# Material to process
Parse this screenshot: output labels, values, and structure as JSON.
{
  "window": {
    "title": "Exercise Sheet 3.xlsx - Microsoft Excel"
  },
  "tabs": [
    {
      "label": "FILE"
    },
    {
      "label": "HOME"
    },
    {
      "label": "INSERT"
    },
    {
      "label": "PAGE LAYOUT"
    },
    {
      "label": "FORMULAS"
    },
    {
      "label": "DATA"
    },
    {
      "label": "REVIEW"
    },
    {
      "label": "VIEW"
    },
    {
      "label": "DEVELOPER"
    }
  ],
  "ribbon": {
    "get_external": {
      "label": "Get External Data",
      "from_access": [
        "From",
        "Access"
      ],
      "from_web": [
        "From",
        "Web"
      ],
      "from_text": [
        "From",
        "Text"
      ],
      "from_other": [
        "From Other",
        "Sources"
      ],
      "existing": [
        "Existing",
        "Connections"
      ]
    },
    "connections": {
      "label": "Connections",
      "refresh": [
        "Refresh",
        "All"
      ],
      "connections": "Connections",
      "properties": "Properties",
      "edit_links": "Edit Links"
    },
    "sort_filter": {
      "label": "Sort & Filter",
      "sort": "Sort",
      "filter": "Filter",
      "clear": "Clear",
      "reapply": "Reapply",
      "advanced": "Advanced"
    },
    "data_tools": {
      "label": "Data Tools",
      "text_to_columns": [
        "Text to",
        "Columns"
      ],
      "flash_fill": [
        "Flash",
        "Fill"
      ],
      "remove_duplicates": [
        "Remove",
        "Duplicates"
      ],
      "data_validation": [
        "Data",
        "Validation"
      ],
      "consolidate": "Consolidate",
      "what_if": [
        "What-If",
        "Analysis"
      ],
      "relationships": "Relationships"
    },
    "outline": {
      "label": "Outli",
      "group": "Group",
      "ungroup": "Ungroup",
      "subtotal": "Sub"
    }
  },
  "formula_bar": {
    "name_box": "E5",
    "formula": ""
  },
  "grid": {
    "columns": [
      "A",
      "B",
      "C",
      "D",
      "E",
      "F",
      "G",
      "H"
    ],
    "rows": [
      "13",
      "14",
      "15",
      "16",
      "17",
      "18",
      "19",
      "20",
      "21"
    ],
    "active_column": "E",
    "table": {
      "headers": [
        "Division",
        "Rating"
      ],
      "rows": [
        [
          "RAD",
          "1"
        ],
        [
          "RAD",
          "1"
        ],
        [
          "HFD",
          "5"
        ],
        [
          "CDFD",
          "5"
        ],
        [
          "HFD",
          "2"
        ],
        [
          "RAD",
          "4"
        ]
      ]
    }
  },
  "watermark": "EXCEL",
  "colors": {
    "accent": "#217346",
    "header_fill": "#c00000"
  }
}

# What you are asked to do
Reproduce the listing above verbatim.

# Exercise output
Parse this screenshot: output labels, values, and structure as JSON.
{
  "window": {
    "title": "Exercise Sheet 3.xlsx - Microsoft Excel"
  },
  "tabs": [
    {
      "label": "FILE"
    },
    {
      "label": "HOME"
    },
    {
      "label": "INSERT"
    },
    {
      "label": "PAGE LAYOUT"
    },
    {
      "label": "FORMULAS"
    },
    {
      "label": "DATA"
    },
    {
      "label": "REVIEW"
    },
    {
      "label": "VIEW"
    },
    {
      "label": "DEVELOPER"
    }
  ],
  "ribbon": {
    "get_external": {
      "label": "Get External Data",
      "from_access": [
        "From",
        "Access"
      ],
      "from_web": [
        "From",
        "Web"
      ],
      "from_text": [
        "From",
        "Text"
      ],
      "from_other": [
        "From Other",
        "Sources"
      ],
      "existing": [
        "Existing",
        "Connections"
      ]
    },
    "connections": {
      "label": "Connections",
      "refresh": [
        "Refresh",
        "All"
      ],
      "connections": "Connections",
      "properties": "Properties",
      "edit_links": "Edit Links"
    },
    "sort_filter": {
      "label": "Sort & Filter",
      "sort": "Sort",
      "filter": "Filter",
      "clear": "Clear",
      "reapply": "Reapply",
      "advanced": "Advanced"
    },
    "data_tools": {
      "label": "Data Tools",
      "text_to_columns": [
        "Text to",
        "Columns"
      ],
      "flash_fill": [
        "Flash",
        "Fill"
      ],
      "remove_duplicates": [
        "Remove",
        "Duplicates"
      ],
      "data_validation": [
        "Data",
        "Validation"
      ],
      "consolidate": "Consolidate",
      "what_if": [
        "What-If",
        "Analysis"
      ],
      "relationships": "Relationships"
    },
    "outline": {
      "label": "Outli",
      "group": "Group",
      "ungroup": "Ungroup",
      "subtotal": "Sub"
    }
  },
  "formula_bar": {
    "name_box": "E5",
    "formula": ""
  },
  "grid": {
    "columns": [
      "A",
      "B",
      "C",
      "D",
      "E",
      "F",
      "G",
      "H"
    ],
    "rows": [
      "13",
      "14",
      "15",
      "16",
      "17",
      "18",
      "19",
      "20",
      "21"
    ],
    "active_column": "E",
    "table": {
      "headers": [
        "Division",
        "Rating"
      ],
      "rows": [
        [
          "RAD",
          "1"
        ],
        [
          "RAD",
          "1"
        ],
        [
          "HFD",
          "5"
        ],
        [
          "CDFD",
          "5"
        ],
        [
          "HFD",
          "2"
        ],
        [
          "RAD",
          "4"
        ]
      ]
    }
  },
  "watermark": "EXCEL",
  "colors": {
    "accent": "#217346",
    "header_fill": "#c00000"
  }
}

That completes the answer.